Available records Start Marker
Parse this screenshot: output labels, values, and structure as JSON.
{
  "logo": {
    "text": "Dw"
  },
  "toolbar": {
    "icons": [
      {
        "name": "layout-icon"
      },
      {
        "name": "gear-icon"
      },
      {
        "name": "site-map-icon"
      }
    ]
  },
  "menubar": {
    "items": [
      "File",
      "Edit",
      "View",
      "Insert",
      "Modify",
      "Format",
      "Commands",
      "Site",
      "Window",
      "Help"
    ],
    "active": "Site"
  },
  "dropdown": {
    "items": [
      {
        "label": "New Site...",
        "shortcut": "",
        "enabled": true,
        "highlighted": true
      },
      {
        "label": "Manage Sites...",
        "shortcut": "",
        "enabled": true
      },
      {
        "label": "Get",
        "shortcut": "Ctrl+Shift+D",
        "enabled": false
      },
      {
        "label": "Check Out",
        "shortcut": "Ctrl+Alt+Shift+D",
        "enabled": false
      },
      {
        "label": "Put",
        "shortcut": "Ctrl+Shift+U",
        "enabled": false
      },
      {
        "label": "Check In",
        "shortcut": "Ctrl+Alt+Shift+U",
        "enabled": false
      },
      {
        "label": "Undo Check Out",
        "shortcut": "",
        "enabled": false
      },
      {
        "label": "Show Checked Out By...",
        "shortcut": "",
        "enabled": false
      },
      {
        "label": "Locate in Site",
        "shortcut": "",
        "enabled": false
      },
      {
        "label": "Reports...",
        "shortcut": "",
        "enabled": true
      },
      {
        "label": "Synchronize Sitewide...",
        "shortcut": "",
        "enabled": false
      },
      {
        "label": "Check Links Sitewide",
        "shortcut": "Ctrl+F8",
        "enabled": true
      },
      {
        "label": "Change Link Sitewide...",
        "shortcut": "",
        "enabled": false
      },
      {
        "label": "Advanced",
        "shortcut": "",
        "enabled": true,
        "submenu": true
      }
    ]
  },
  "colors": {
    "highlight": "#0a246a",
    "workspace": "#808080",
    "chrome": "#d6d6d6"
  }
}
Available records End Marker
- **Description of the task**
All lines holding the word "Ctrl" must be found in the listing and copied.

- **Answer to this problem**
        "shortcut": "Ctrl+Shift+D",
        "shortcut": "Ctrl+Alt+Shift+D",
        "shortcut": "Ctrl+Shift+U",
        "shortcut": "Ctrl+Alt+Shift+U",
        "shortcut": "Ctrl+F8",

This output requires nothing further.